Muthamma dashed a missive back asking Mehta to spell out his method of assessment. No reply came. Muthamma told Outlook, "When then foreign minister Atal Behari Vajpayee came to Nairobi for a conference, I asked him how merit was assessed in the system and also warned, 'If you don't tell me, I'll go to court.' Vajpayee said, 'No don't do that.'"
She did go to court. Several adjournments later, the case came up for hearing before the bench of V.R. Krishna Iyer. Muthamma recalls, "The court issued notice to the ministry and it lost its nerve. It said: 'She has been empanelled.'" The court dismissed the petition. But not after making a scathing remark: "What we do want to impress upon the government is the need to overhaul all service rules to remove the stain of sex discrimination, without waiting for ad hoc inspiration from writ petitions or gender charity. We dismiss the petition but not the problem."
Muthamma's tribulation and triumph have no doubt contributed to women moving up the hierarchy. Indeed, foreign minister Yashwant Sinha told Outlook: "There are no glass ceilings here, we have already had a women—Chokila Iyer—as foreign secretary. We are trendsetters—no question about that. Our women diplomats have better career prospects than women in foreign service in many other countries, including western countries."

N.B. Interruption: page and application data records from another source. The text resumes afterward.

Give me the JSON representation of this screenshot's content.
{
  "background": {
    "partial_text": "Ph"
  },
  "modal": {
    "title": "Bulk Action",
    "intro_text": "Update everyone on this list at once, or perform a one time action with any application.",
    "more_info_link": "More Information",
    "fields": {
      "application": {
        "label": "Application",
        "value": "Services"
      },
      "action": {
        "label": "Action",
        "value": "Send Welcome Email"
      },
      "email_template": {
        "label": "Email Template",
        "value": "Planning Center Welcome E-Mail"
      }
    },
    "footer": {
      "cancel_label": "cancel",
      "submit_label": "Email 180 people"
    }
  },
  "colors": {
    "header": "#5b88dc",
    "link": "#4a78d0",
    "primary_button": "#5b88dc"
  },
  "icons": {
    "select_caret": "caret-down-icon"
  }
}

Sinha has a point: the country hasn't had a woman as cabinet secretary or home secretary or defence secretary. But then you could say women haven't been posted to Islamabad as ambassadors nor to Berlin or Tokyo or Colombo—the list could go on. Partly the problem is that they comprise only 13 per cent of all IFS (a) officers. But the doors to the top have opened, and the misogynist is in the corner wringing his hands in dismay. He knows he has lost the battle.